Also linked to your child's enthusiasm to read is the fact he sees you reading. When it comes to passing on the habit of reading to your child it's more about exposure than disposition or genetics. Always have loads of books around your home for him to see and use.
Usually a child will pretend to read even before they know what words actually are!
Even babies can feel positive about reading. Although they may not be able to focus on the pictures or understand the words they will relish the soothing tones of the adult that is reading to them. They also love to hold and chew on board books. So go ahead and let them handle and goober all over those books! Simply being around books can turn him into a reader later on in his life.

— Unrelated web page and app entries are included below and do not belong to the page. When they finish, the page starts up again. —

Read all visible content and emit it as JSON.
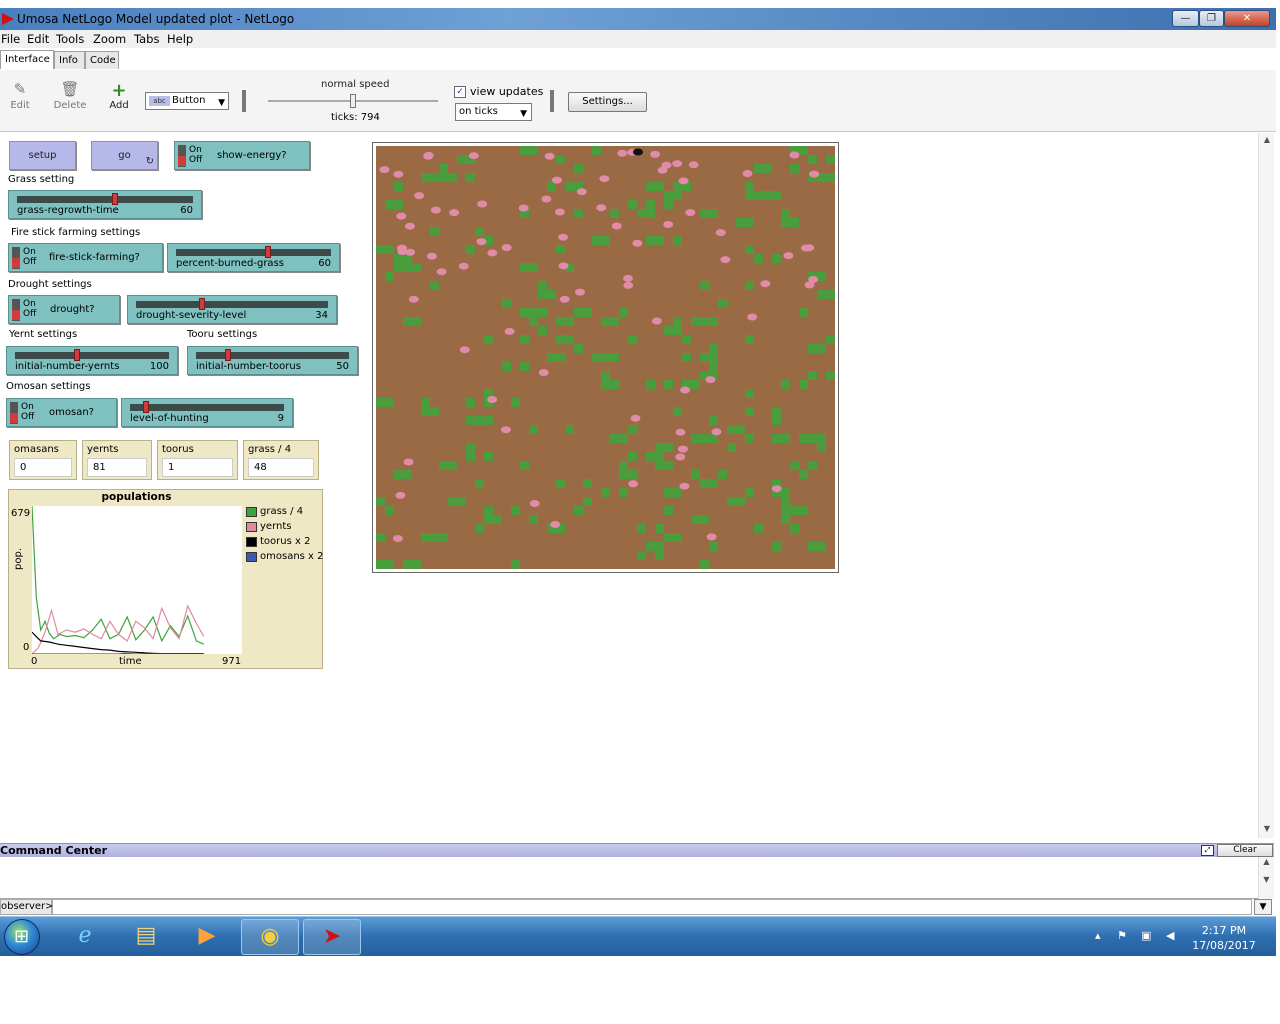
{
  "window": {
    "title": "Umosa NetLogo Model updated plot - NetLogo",
    "minimize": "—",
    "maximize": "❐",
    "close": "✕"
  },
  "menu": [
    "File",
    "Edit",
    "Tools",
    "Zoom",
    "Tabs",
    "Help"
  ],
  "tabs": [
    "Interface",
    "Info",
    "Code"
  ],
  "toolbar": {
    "edit": "Edit",
    "delete": "Delete",
    "add": "Add",
    "widget_type": "Button",
    "widget_icon_text": "abc",
    "speed_label": "normal speed",
    "ticks_label": "ticks: 794",
    "view_updates_label": "view updates",
    "view_updates_checked": true,
    "update_mode": "on ticks",
    "settings_label": "Settings..."
  },
  "buttons": {
    "setup": "setup",
    "go": "go"
  },
  "switch_on": "On",
  "switch_off": "Off",
  "switches": {
    "show_energy": "show-energy?",
    "fire_stick": "fire-stick-farming?",
    "drought": "drought?",
    "omosan": "omosan?"
  },
  "sections": {
    "grass": "Grass setting",
    "fire": "Fire stick farming settings",
    "drought": "Drought settings",
    "yernt": "Yernt settings",
    "tooru": "Tooru settings",
    "omosan": "Omosan settings"
  },
  "sliders": {
    "grass_regrowth": {
      "label": "grass-regrowth-time",
      "value": 60,
      "fraction": 0.56
    },
    "percent_burned": {
      "label": "percent-burned-grass",
      "value": 60,
      "fraction": 0.6
    },
    "drought_severity": {
      "label": "drought-severity-level",
      "value": 34,
      "fraction": 0.34
    },
    "initial_yernts": {
      "label": "initial-number-yernts",
      "value": 100,
      "fraction": 0.4
    },
    "initial_toorus": {
      "label": "initial-number-toorus",
      "value": 50,
      "fraction": 0.2
    },
    "level_hunting": {
      "label": "level-of-hunting",
      "value": 9,
      "fraction": 0.09
    }
  },
  "monitors": [
    {
      "label": "omasans",
      "value": "0"
    },
    {
      "label": "yernts",
      "value": "81"
    },
    {
      "label": "toorus",
      "value": "1"
    },
    {
      "label": "grass / 4",
      "value": "48"
    }
  ],
  "plot": {
    "title": "populations",
    "ylabel": "pop.",
    "xlabel": "time",
    "ymax": "679",
    "ymin": "0",
    "xmin": "0",
    "xmax": "971",
    "legend": [
      {
        "name": "grass / 4",
        "color": "#3ea33e"
      },
      {
        "name": "yernts",
        "color": "#e08b9b"
      },
      {
        "name": "toorus x 2",
        "color": "#000000"
      },
      {
        "name": "omosans x 2",
        "color": "#3a5bb0"
      }
    ]
  },
  "chart_data": {
    "type": "line",
    "title": "populations",
    "xlabel": "time",
    "ylabel": "pop.",
    "xlim": [
      0,
      971
    ],
    "ylim": [
      0,
      679
    ],
    "legend": "right",
    "series": [
      {
        "name": "grass / 4",
        "color": "#3ea33e",
        "x": [
          0,
          20,
          40,
          60,
          80,
          100,
          130,
          160,
          200,
          240,
          280,
          320,
          360,
          400,
          440,
          480,
          520,
          560,
          600,
          640,
          680,
          720,
          760,
          794
        ],
        "y": [
          679,
          260,
          110,
          150,
          95,
          70,
          90,
          80,
          85,
          75,
          110,
          160,
          70,
          90,
          170,
          65,
          110,
          170,
          60,
          130,
          80,
          175,
          60,
          45
        ]
      },
      {
        "name": "yernts",
        "color": "#e08b9b",
        "x": [
          0,
          30,
          60,
          90,
          120,
          160,
          200,
          240,
          280,
          320,
          360,
          400,
          440,
          480,
          520,
          560,
          600,
          640,
          680,
          720,
          760,
          794
        ],
        "y": [
          0,
          30,
          100,
          200,
          90,
          110,
          100,
          115,
          90,
          70,
          150,
          90,
          60,
          150,
          120,
          70,
          210,
          120,
          70,
          220,
          140,
          81
        ]
      },
      {
        "name": "toorus x 2",
        "color": "#000000",
        "x": [
          0,
          20,
          40,
          80,
          120,
          160,
          200,
          240,
          280,
          320,
          360,
          400,
          440,
          480,
          520,
          560,
          600,
          640,
          680,
          720,
          760,
          794
        ],
        "y": [
          100,
          80,
          60,
          55,
          45,
          40,
          35,
          30,
          25,
          20,
          18,
          12,
          10,
          8,
          5,
          3,
          2,
          2,
          2,
          2,
          2,
          2
        ]
      },
      {
        "name": "omosans x 2",
        "color": "#3a5bb0",
        "x": [
          0,
          400,
          430,
          470,
          794
        ],
        "y": [
          0,
          0,
          3,
          0,
          0
        ]
      }
    ]
  },
  "world": {
    "background": "#9a6a44",
    "grass_color": "#4a9c3c",
    "yernt_color": "#e08ba8",
    "tooru_color": "#111111"
  },
  "command_center": {
    "title": "Command Center",
    "clear": "Clear",
    "prompt": "observer>"
  },
  "taskbar": {
    "time": "2:17 PM",
    "date": "17/08/2017"
  }
}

When your child choses George and Martha for his bedtime story for the 17th time, try not to groan. Hearing stories over and over is critical for memory development. The repetition allows your child to absorb additional information from the story. The day is coming when your child will pretend to read his favourite book, telling you the story in his own words. This means he now understands the process!

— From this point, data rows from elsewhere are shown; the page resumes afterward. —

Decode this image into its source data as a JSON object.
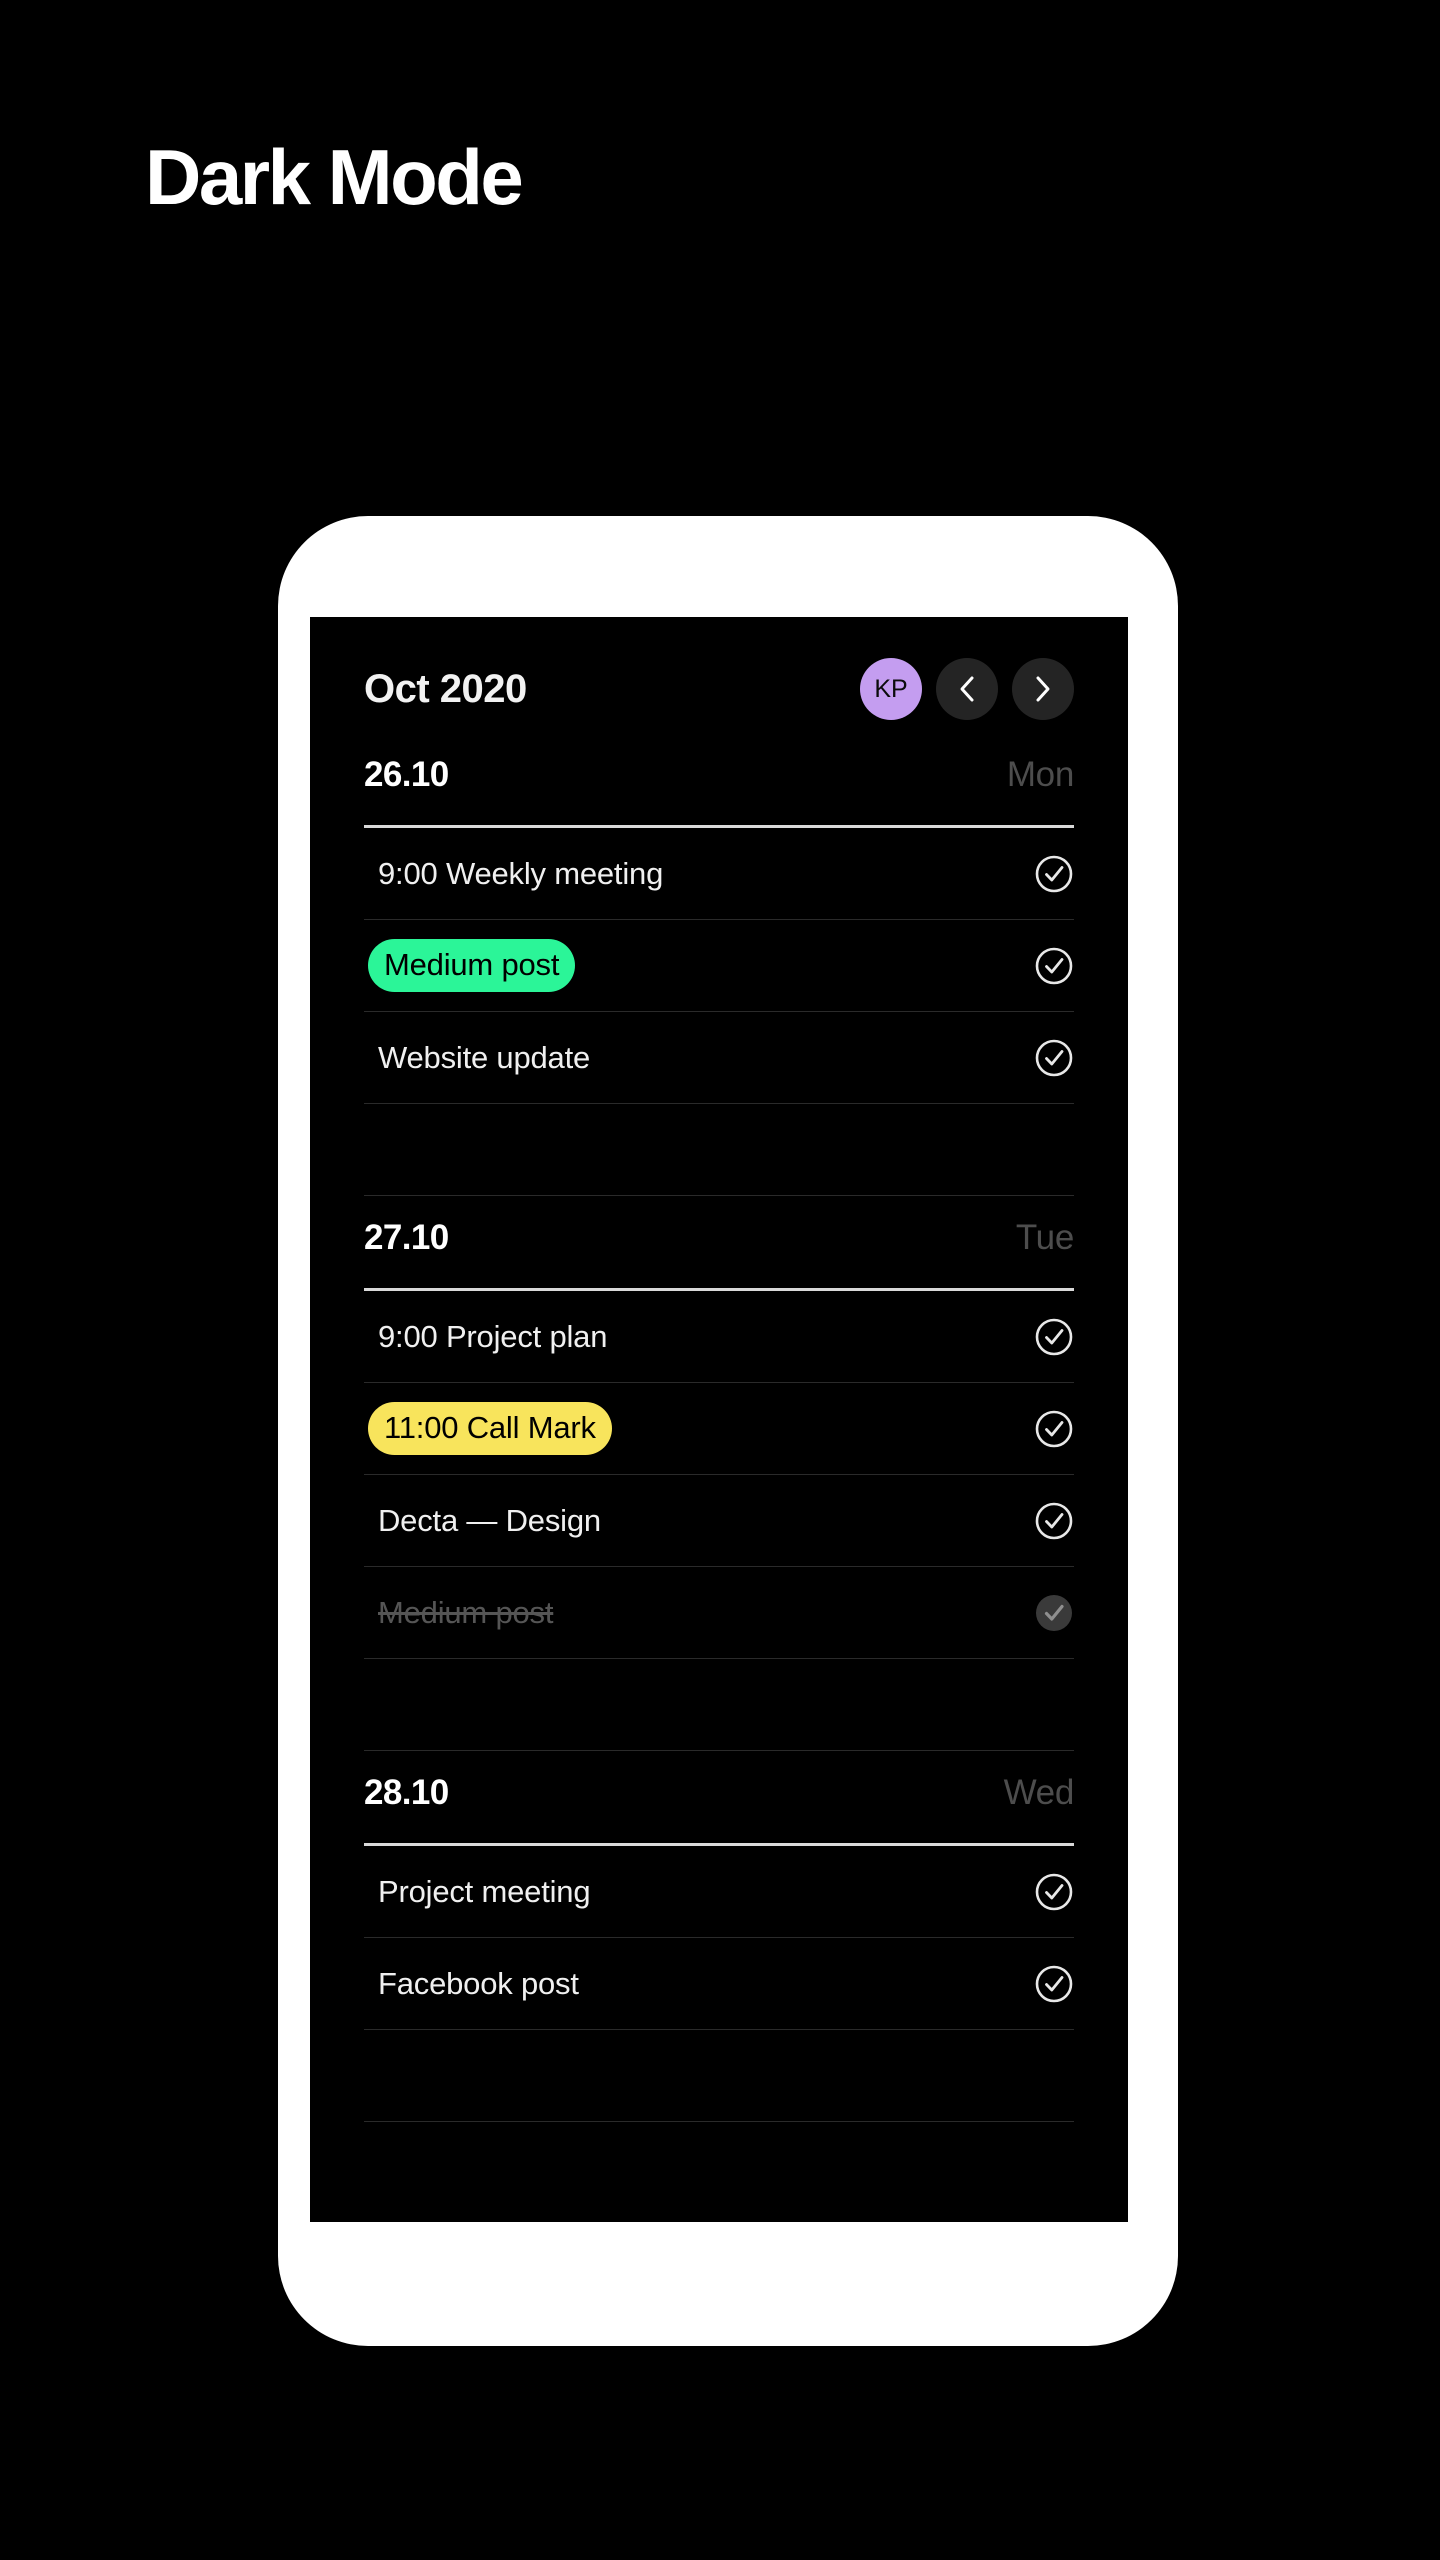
{
  "page": {
    "title": "Dark Mode",
    "background": "#000000"
  },
  "app": {
    "header": {
      "month": "Oct 2020",
      "avatar_initials": "KP",
      "avatar_color": "#c49df0",
      "prev_icon": "chevron-left-icon",
      "next_icon": "chevron-right-icon",
      "nav_button_color": "#242424"
    },
    "colors": {
      "accent_green": "#2bf598",
      "accent_yellow": "#f8e45c",
      "text_primary": "#f0f0f0",
      "text_muted": "#4d4d4d",
      "done_text": "#555555",
      "divider": "#2a2a2a",
      "day_rule": "#d9d9d9"
    },
    "days": [
      {
        "date": "26.10",
        "weekday": "Mon",
        "tasks": [
          {
            "label": "9:00 Weekly meeting",
            "highlight": "none",
            "done": false
          },
          {
            "label": "Medium post",
            "highlight": "green",
            "done": false
          },
          {
            "label": "Website update",
            "highlight": "none",
            "done": false
          },
          {
            "label": "",
            "highlight": "none",
            "done": false
          }
        ]
      },
      {
        "date": "27.10",
        "weekday": "Tue",
        "tasks": [
          {
            "label": "9:00 Project plan",
            "highlight": "none",
            "done": false
          },
          {
            "label": "11:00 Call Mark",
            "highlight": "yellow",
            "done": false
          },
          {
            "label": "Decta — Design",
            "highlight": "none",
            "done": false
          },
          {
            "label": "Medium post",
            "highlight": "none",
            "done": true
          },
          {
            "label": "",
            "highlight": "none",
            "done": false
          }
        ]
      },
      {
        "date": "28.10",
        "weekday": "Wed",
        "tasks": [
          {
            "label": "Project meeting",
            "highlight": "none",
            "done": false
          },
          {
            "label": "Facebook post",
            "highlight": "none",
            "done": false
          },
          {
            "label": "",
            "highlight": "none",
            "done": false
          }
        ]
      }
    ]
  }
}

Have a daily ritual of reading one (or more) books per day to your child. Make each session an engaging, snuggling and fun time. Trust me, all your reading input will help develop your child into an avid, successful reader farther down the road.
Read on and read always!